Still, I gotta say, it’s not the most comfortable spot to be in. Does it make me rethink? Times have changed. Best not be a dinosaur when the meteorite hits. Best not think of how it used to be. Think of how it is now. I’m not even sure ‘It takes a village to raise a child’ works anymore, and—let us be honest—even if it does, am I one of that village?
It is a pretty rare scenario in these parts but it does happen. You never press any teen, but is it the rule now that you don’t talk to them at all? I certain youngster I chatted with briefly, he being the only one home and assuring me nobody cared if he exchanged a word or two with a visitor. Upon leaving, there was his mom driving up the driveway. “I asked your son a couple of questions and he answered intelligently,” I told her. “You should be proud of him.”
Several years ago—what, maybe 20–I worked door to door with Elena, newly arrived from South America. A child answered the door—this time it was a child, not a teen. I handed a tract with instructions to give it to her parent. As we walked away, Elena said, ‘I would have witnessed to her.’
Of course. She wouldn’t do it today. But where she came from, it was quite common for Witnesses to speak with children. Parents had no problem with it, and in fact, many were quite pleased that some would be learning the Bible. But something even then told me we’re not in San Kansas anymore. No way in Western lands do I ever speak with a child so young other than a ‘give this to your mom’ kind of thing.
And here I was speaking to Davey-the-Kid about the difference in kids.
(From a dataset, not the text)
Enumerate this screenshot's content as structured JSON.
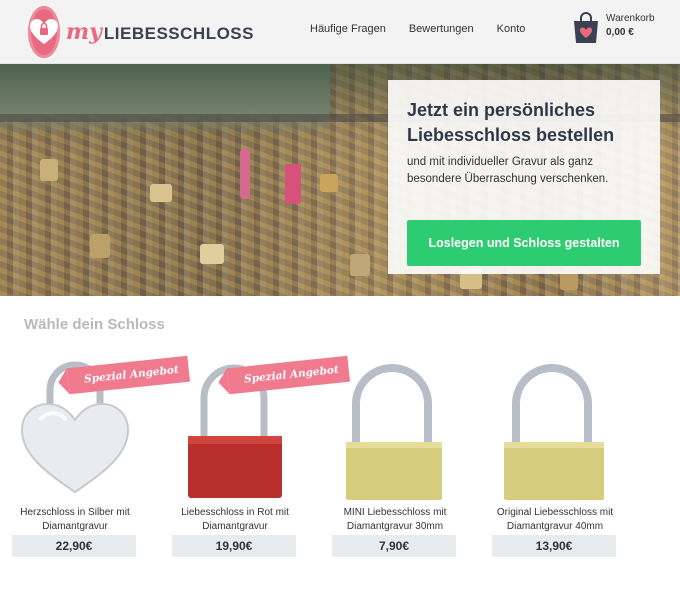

Youngsters in the Latin American countries take on responsibilities early and thus mature early, whereas in the States there are 30-years olds as silly as adolescents.
***And—best not ignore the elephant in the room. The reason parents are on hair trigger alert more than even 20 years ago is the fear of pedophiles. Nobody is above suspicion. Just last month a pedophile school principle, who called children into his office to sit on his lap, was sentenced to prison. Call it another sign of the times.
From Tom Irregardless and Me:
“For example, a former coach of youth sports, Bob Cook wrote: “The most upsetting thing about many child-protection rules is they assume any adult is capable of doing something bad. If you think of yourself as a good person, and the people around you as good people, you can’t help but be taken aback. You can’t help but think a wall has been put between yourself, the children you coach, and the families you deal with. It’s a wall that seems patently ridiculous when, in the case of the Catholics involved in my Virtus meeting, were tight-knit, south side Chicago parishes where families had known each other for
No sense fighting it. You’d better adapt. ‘We’re not in Kansas anymore, Toto.’
****** The bookstore